**YOUR TASK**
What number of lines in the data below contain the string "this"? Answer with that number alone.

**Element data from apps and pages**

^^^^

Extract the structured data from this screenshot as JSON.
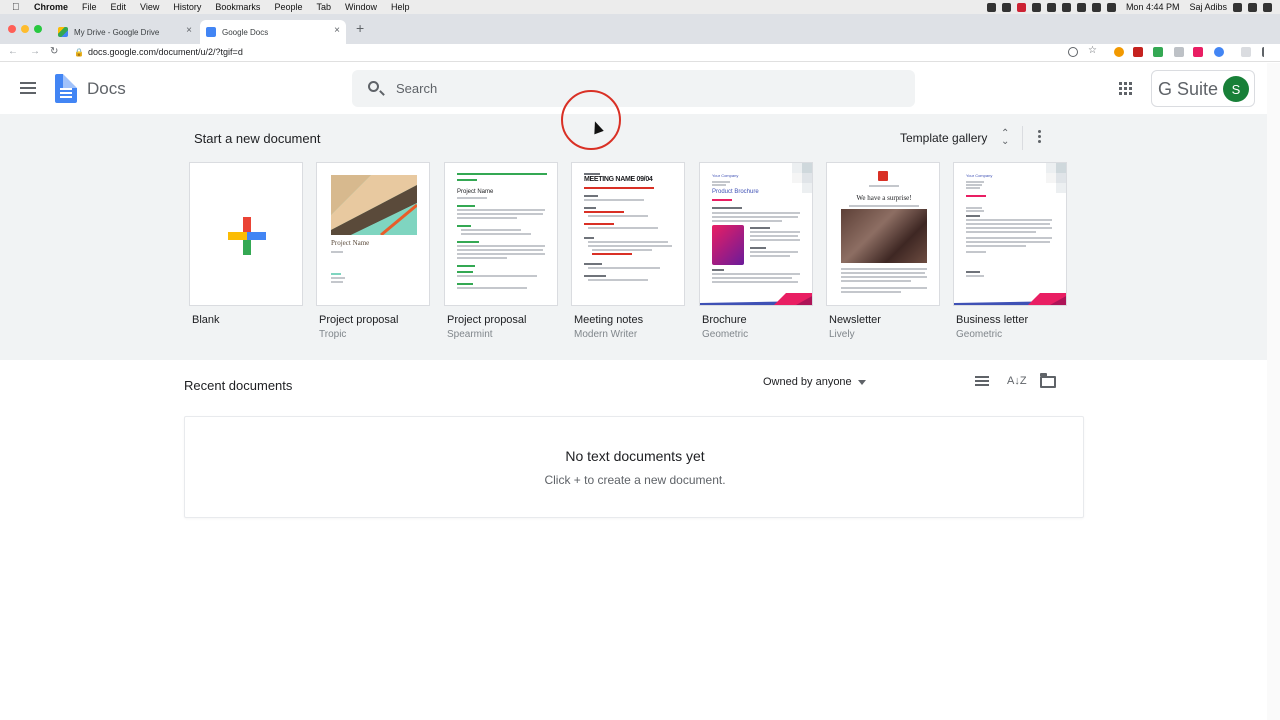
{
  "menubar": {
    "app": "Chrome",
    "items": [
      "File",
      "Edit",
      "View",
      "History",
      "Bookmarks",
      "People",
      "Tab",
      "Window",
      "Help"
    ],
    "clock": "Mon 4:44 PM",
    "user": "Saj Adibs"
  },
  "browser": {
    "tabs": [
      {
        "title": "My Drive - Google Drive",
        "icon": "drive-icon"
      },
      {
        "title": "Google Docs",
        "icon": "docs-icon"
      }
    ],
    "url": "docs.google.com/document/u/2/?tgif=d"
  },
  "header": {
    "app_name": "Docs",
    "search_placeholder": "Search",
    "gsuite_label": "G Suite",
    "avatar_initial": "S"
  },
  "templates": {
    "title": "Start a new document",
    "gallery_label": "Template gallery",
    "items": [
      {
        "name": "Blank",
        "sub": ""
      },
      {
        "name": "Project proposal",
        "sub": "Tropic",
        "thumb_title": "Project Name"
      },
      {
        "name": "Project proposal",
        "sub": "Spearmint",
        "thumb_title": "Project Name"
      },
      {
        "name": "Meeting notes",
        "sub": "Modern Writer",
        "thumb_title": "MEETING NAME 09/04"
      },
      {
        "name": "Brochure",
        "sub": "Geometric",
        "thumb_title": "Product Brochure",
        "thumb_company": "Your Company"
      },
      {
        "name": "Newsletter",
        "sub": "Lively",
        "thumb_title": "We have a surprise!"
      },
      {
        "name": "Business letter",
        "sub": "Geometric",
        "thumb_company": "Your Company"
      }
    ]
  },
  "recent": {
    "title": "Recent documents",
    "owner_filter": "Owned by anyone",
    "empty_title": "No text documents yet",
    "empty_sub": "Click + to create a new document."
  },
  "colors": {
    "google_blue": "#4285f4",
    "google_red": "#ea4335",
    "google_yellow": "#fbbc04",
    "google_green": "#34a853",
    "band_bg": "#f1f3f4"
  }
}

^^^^

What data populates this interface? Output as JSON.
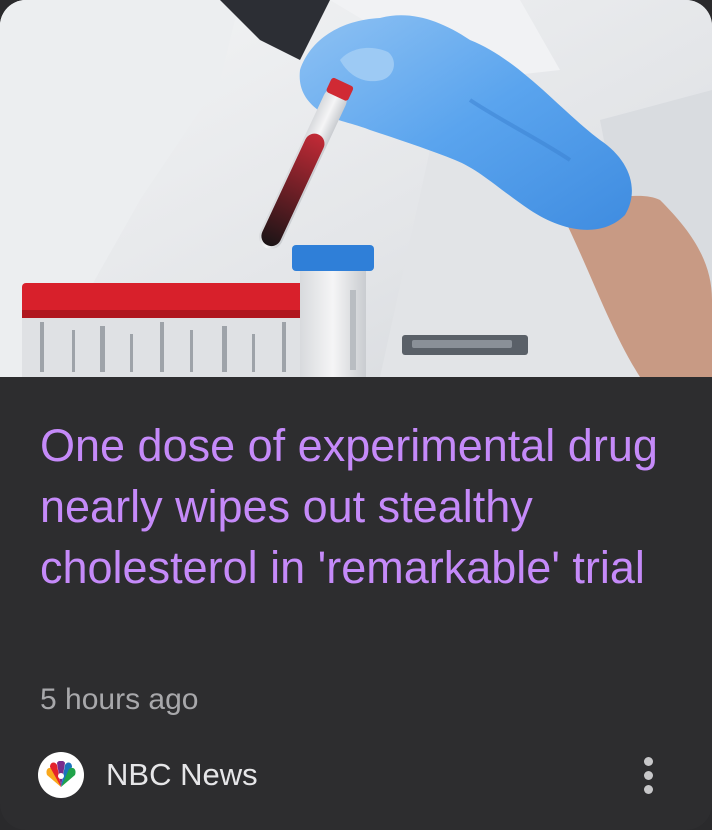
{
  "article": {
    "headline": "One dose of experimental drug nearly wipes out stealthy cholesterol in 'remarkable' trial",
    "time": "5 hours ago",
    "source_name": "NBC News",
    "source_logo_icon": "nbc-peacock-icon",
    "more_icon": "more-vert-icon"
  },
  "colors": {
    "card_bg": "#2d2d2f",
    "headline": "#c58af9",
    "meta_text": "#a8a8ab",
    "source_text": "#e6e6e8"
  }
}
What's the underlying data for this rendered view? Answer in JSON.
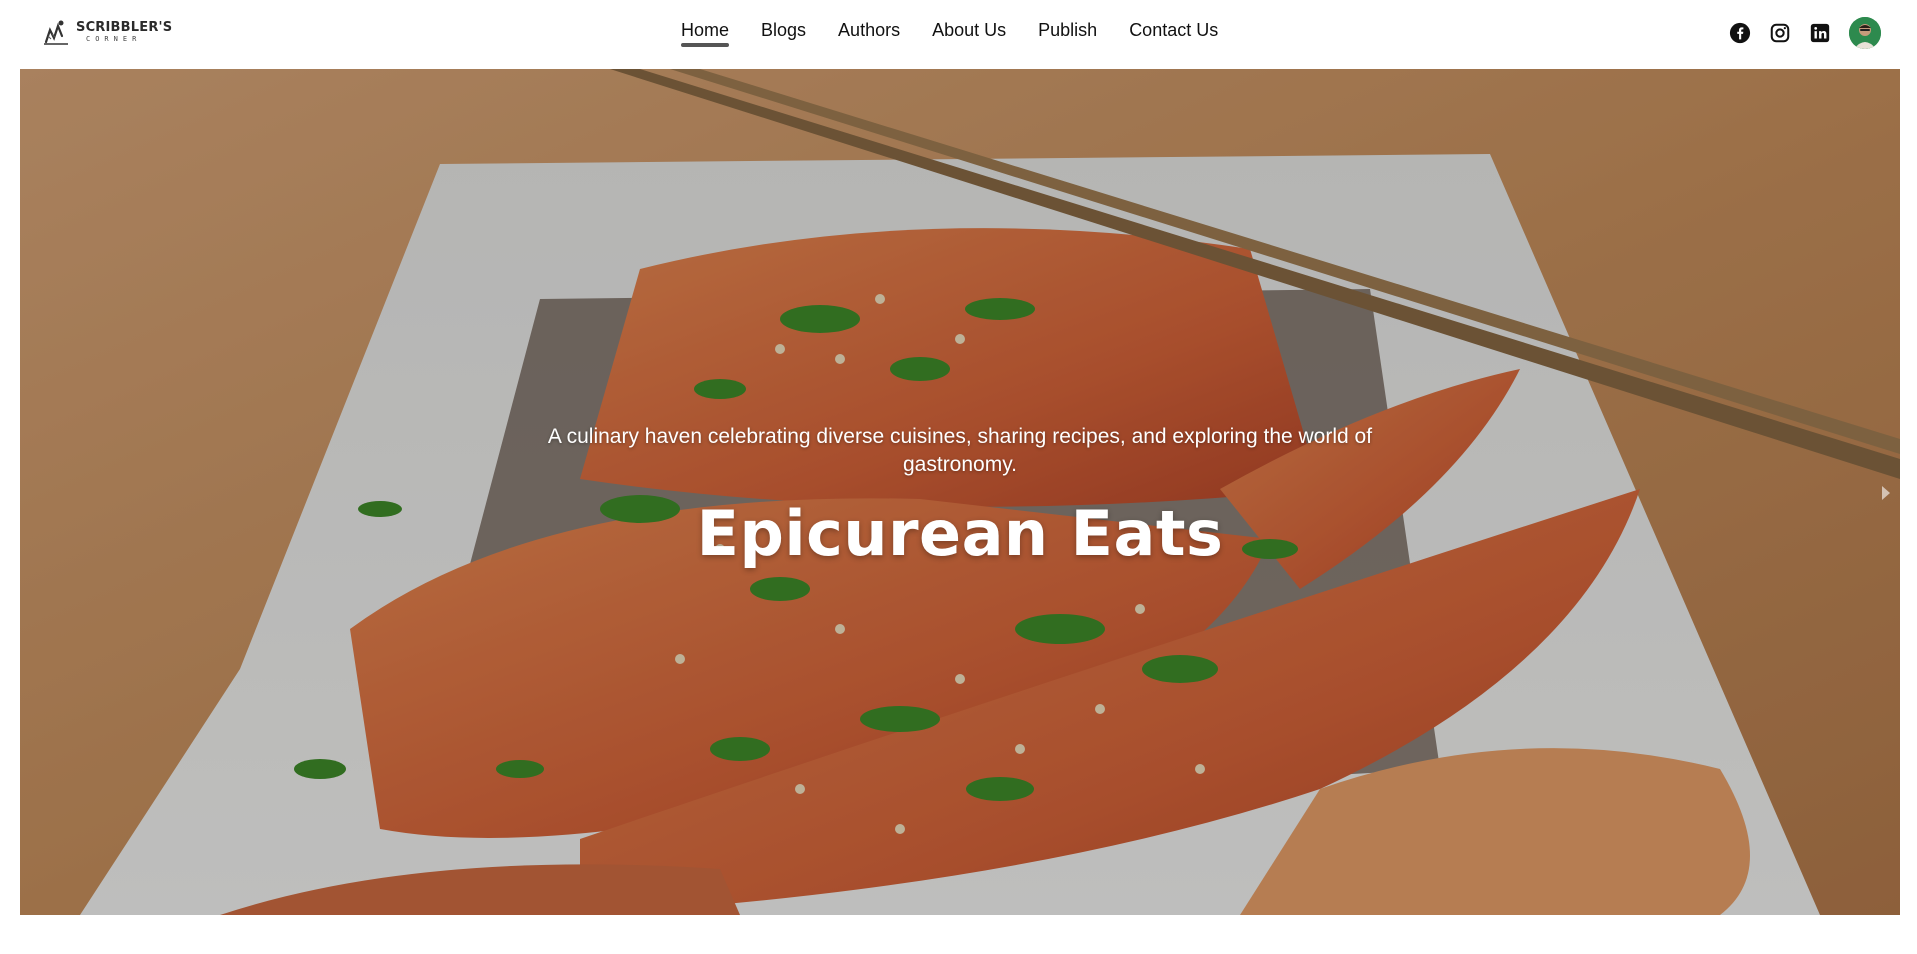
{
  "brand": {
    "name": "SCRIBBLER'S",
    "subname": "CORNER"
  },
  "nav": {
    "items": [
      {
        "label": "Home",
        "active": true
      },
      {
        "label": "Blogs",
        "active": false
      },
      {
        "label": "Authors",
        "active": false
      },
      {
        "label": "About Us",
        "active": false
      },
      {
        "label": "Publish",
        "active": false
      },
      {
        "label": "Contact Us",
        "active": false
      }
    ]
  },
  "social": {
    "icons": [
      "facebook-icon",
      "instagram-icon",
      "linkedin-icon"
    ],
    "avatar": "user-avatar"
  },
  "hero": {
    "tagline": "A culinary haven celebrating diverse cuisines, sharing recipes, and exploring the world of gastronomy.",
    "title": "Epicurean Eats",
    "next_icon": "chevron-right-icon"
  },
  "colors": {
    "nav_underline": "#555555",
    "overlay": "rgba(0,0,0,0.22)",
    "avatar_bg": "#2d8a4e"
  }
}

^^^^

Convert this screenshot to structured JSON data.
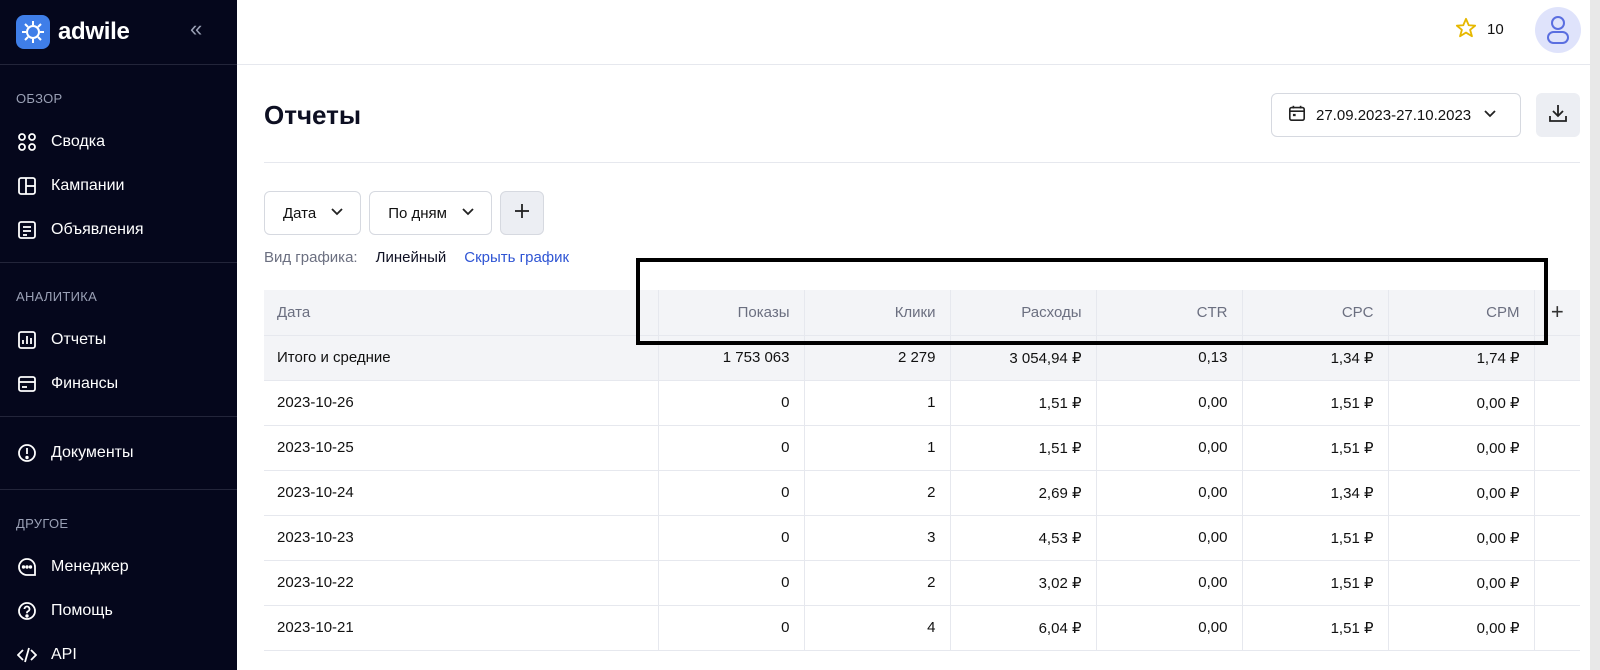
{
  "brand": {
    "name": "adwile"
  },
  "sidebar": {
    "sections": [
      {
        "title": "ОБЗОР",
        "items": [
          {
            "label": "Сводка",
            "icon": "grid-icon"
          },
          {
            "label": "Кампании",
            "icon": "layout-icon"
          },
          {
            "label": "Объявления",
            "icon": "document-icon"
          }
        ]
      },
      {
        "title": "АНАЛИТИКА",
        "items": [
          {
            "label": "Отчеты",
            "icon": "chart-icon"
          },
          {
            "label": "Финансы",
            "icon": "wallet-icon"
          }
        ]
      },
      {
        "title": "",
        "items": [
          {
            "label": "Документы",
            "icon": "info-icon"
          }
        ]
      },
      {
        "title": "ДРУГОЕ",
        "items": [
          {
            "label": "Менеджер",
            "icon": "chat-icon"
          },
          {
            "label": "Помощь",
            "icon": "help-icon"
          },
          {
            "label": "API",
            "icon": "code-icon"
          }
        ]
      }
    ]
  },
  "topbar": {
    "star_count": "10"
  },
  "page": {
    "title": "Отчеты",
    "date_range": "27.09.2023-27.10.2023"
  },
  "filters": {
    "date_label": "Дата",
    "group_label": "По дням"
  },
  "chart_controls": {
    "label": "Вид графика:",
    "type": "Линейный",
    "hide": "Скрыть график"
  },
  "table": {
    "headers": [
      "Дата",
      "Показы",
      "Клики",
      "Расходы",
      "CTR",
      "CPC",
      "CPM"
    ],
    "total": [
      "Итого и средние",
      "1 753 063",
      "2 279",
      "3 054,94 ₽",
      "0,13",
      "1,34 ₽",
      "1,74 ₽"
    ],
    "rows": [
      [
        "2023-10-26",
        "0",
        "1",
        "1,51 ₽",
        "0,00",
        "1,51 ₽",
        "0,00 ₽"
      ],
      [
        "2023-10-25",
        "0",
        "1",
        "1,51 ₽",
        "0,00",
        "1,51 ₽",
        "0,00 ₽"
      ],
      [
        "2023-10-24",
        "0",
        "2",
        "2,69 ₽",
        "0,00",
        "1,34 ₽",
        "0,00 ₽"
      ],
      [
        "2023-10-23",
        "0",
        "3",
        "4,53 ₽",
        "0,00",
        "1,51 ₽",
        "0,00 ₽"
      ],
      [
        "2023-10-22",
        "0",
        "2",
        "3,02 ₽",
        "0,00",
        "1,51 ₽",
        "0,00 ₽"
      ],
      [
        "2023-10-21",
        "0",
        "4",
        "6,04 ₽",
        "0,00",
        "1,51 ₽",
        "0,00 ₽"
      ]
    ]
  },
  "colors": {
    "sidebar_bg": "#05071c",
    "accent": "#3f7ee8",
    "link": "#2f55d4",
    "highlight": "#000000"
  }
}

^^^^

**EXERCISE RESPONSE**
4